FILE - British Prime Minister David Cameron as he speaks during a media conference at the conclusion of the Eastern Partnership summit in Riga, Latvia. Cameron declared Sunday July 19, 2015 that Britain needs to take a greater role in destroying the Isla

Britain has pulled out of a controversial multimillion-dollar deal to provide training for Saudi Arabia's prison system.

Prime Minister David Cameron's office said Britain had withdrawn its bid to provide "training needs analysis" following concerns raised within the government.

The $9 million contract was to be fulfilled by Just Solutions International, a commercial offshoot of Britain's Ministry of Justice that was shut down in September.

The deal was strongly opposed by opposition Labor Party leader Jeremy Corbyn who called it "unacceptable in the 21st century."

"We should be sending a strong message to repressive regimes that the U.K. is a beacon for human rights," Corbyn said.
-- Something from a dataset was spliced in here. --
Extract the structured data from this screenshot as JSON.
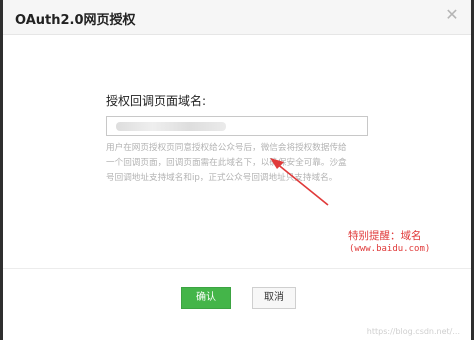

Prioritize, domestic reforms

A Cameron spokesperson said the decision "reflects what is the best way to prioritize what we want to do at the Ministry of Justice, the domestic reforms we want to carry out."

The spokeswoman would not say the decision to cancel the deal was linked to Saudi Arabia's human rights record or the case of 74-year-old Briton Karl Andrew, who was sentenced to a year in prison and 350 lashes for being caught with homemade wine.

The spokeswoman said however that Andrew's sentencing was "very concerning" and that Cameron was writing to Saudi authorities on the case.